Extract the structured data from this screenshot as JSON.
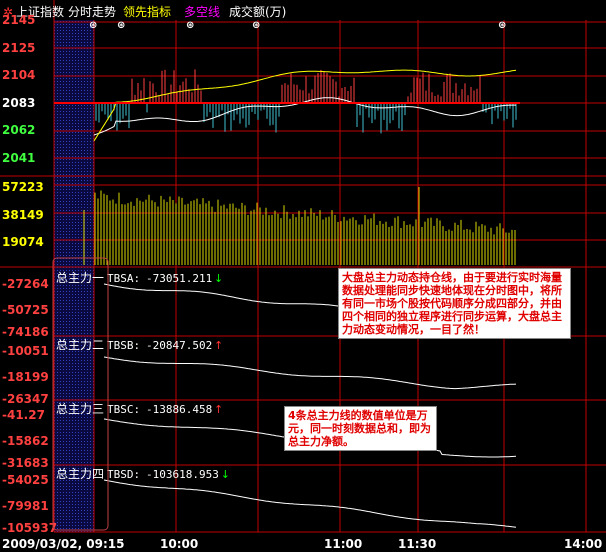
{
  "header": {
    "icon": "gear-icon",
    "items": [
      {
        "label": "上证指数",
        "color": "#ffffff"
      },
      {
        "label": "分时走势",
        "color": "#ffffff"
      },
      {
        "label": "领先指标",
        "color": "#ffff00"
      },
      {
        "label": "多空线",
        "color": "#ff00ff"
      },
      {
        "label": "成交额(万)",
        "color": "#ffffff"
      }
    ]
  },
  "price_axis": {
    "labels": [
      "2145",
      "2125",
      "2104",
      "2083",
      "2062",
      "2041"
    ]
  },
  "volume_axis": {
    "labels": [
      "57223",
      "38149",
      "19074"
    ]
  },
  "panels": [
    {
      "title": "总主力一",
      "tag": "TBSA:",
      "value": "-73051.211",
      "arrow": "↓",
      "arrow_color": "#00ff00",
      "labels": [
        "-27264",
        "-50725",
        "-74186"
      ]
    },
    {
      "title": "总主力二",
      "tag": "TBSB:",
      "value": "-20847.502",
      "arrow": "↑",
      "arrow_color": "#ff3333",
      "labels": [
        "-10051",
        "-18199",
        "-26347"
      ]
    },
    {
      "title": "总主力三",
      "tag": "TBSC:",
      "value": "-13886.458",
      "arrow": "↑",
      "arrow_color": "#ff3333",
      "labels": [
        "-41.27",
        "-15862",
        "-31683"
      ]
    },
    {
      "title": "总主力四",
      "tag": "TBSD:",
      "value": "-103618.953",
      "arrow": "↓",
      "arrow_color": "#00ff00",
      "labels": [
        "-54025",
        "-79981",
        "-105937"
      ]
    }
  ],
  "time_axis": {
    "labels": [
      "2009/03/02, 09:15",
      "10:00",
      "11:00",
      "11:30",
      "14:00"
    ]
  },
  "callouts": {
    "main": "大盘总主力动态持仓线，由于要进行实时海量数据处理能同步快速地体现在分时图中，将所有同一市场个股按代码顺序分成四部分，并由四个相同的独立程序进行同步运算，大盘总主力动态变动情况，一目了然！",
    "units": "4条总主力线的数值单位是万元，同一时刻数据总和，即为总主力净额。"
  },
  "colors": {
    "grid": "#c00000",
    "price_line": "#ffffff",
    "lead_line": "#ffff00",
    "up_bar": "#ff4040",
    "down_bar": "#40c0d0",
    "volume": "#d8d800"
  }
}
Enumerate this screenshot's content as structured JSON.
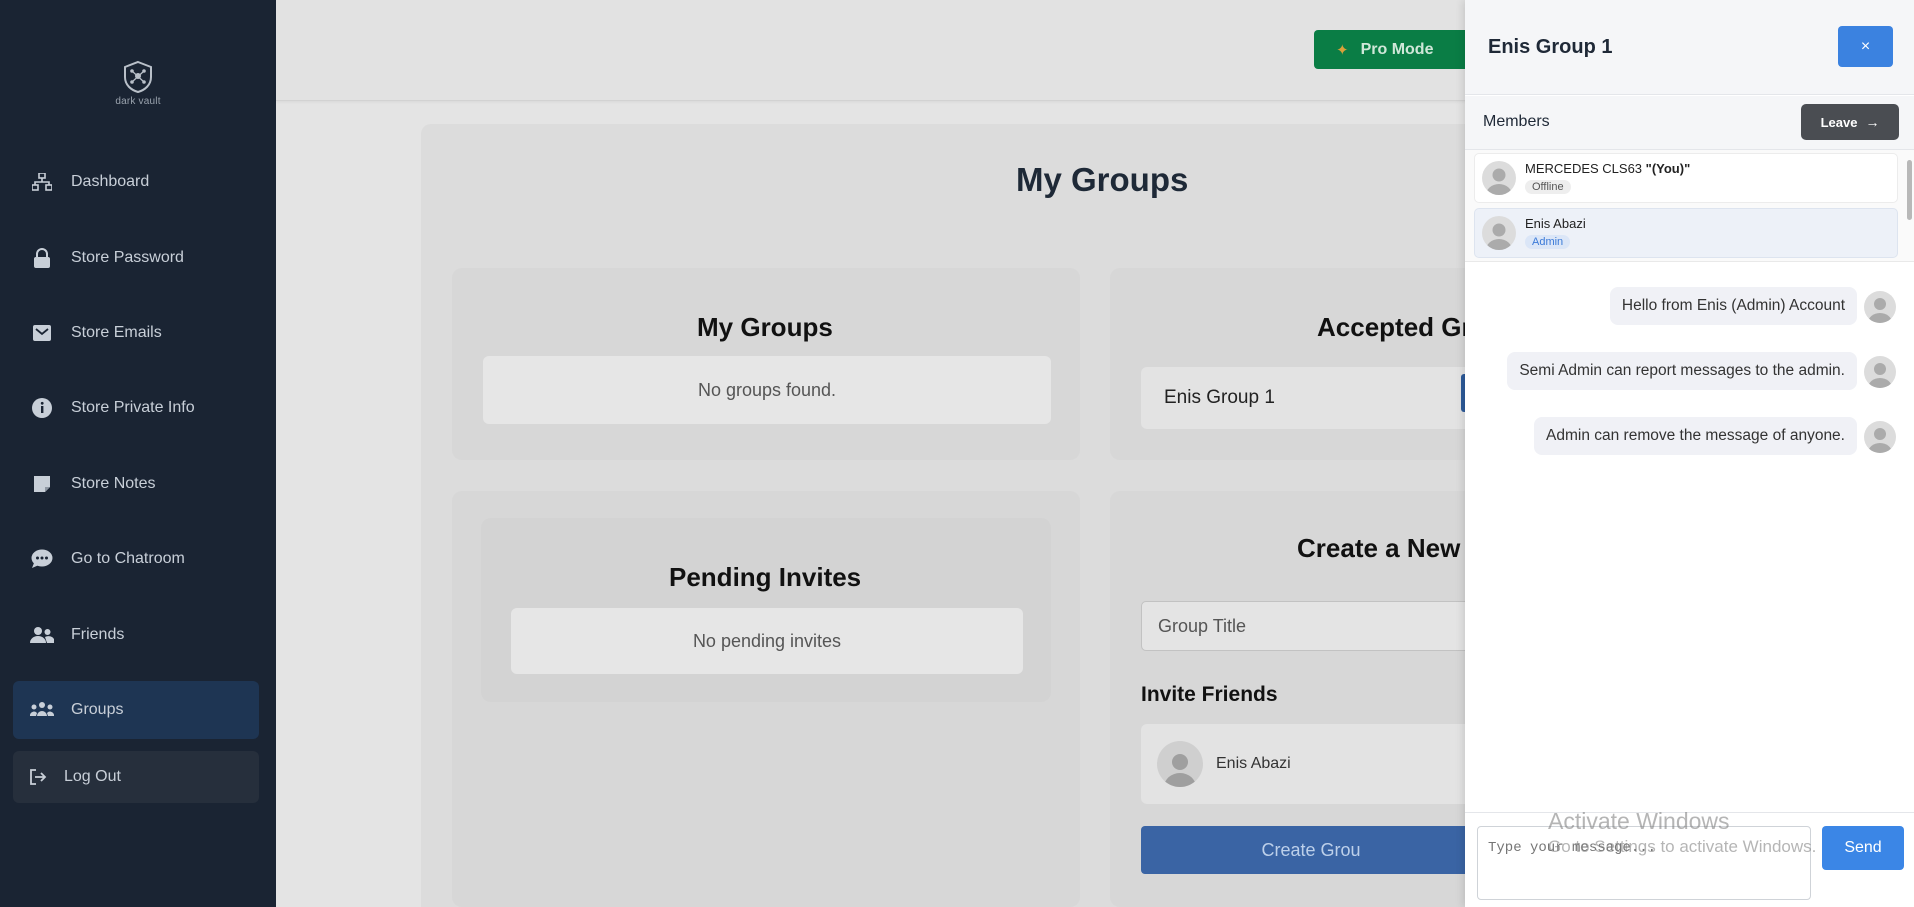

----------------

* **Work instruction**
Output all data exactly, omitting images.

* **Expected answer**
Extract the structured data from this screenshot as JSON.
{
  "header": {
    "icon": "gear-icon",
    "items": [
      {
        "label": "上证指数",
        "color": "#ffffff"
      },
      {
        "label": "分时走势",
        "color": "#ffffff"
      },
      {
        "label": "领先指标",
        "color": "#ffff00"
      },
      {
        "label": "多空线",
        "color": "#ff00ff"
      },
      {
        "label": "成交额(万)",
        "color": "#ffffff"
      }
    ]
  },
  "price_axis": {
    "labels": [
      "2145",
      "2125",
      "2104",
      "2083",
      "2062",
      "2041"
    ]
  },
  "volume_axis": {
    "labels": [
      "57223",
      "38149",
      "19074"
    ]
  },
  "panels": [
    {
      "title": "总主力一",
      "tag": "TBSA:",
      "value": "-73051.211",
      "arrow": "↓",
      "arrow_color": "#00ff00",
      "labels": [
        "-27264",
        "-50725",
        "-74186"
      ]
    },
    {
      "title": "总主力二",
      "tag": "TBSB:",
      "value": "-20847.502",
      "arrow": "↑",
      "arrow_color": "#ff3333",
      "labels": [
        "-10051",
        "-18199",
        "-26347"
      ]
    },
    {
      "title": "总主力三",
      "tag": "TBSC:",
      "value": "-13886.458",
      "arrow": "↑",
      "arrow_color": "#ff3333",
      "labels": [
        "-41.27",
        "-15862",
        "-31683"
      ]
    },
    {
      "title": "总主力四",
      "tag": "TBSD:",
      "value": "-103618.953",
      "arrow": "↓",
      "arrow_color": "#00ff00",
      "labels": [
        "-54025",
        "-79981",
        "-105937"
      ]
    }
  ],
  "time_axis": {
    "labels": [
      "2009/03/02, 09:15",
      "10:00",
      "11:00",
      "11:30",
      "14:00"
    ]
  },
  "callouts": {
    "main": "大盘总主力动态持仓线，由于要进行实时海量数据处理能同步快速地体现在分时图中，将所有同一市场个股按代码顺序分成四部分，并由四个相同的独立程序进行同步运算，大盘总主力动态变动情况，一目了然！",
    "units": "4条总主力线的数值单位是万元，同一时刻数据总和，即为总主力净额。"
  },
  "colors": {
    "grid": "#c00000",
    "price_line": "#ffffff",
    "lead_line": "#ffff00",
    "up_bar": "#ff4040",
    "down_bar": "#40c0d0",
    "volume": "#d8d800"
  }
}
Enumerate this screenshot's content as structured JSON.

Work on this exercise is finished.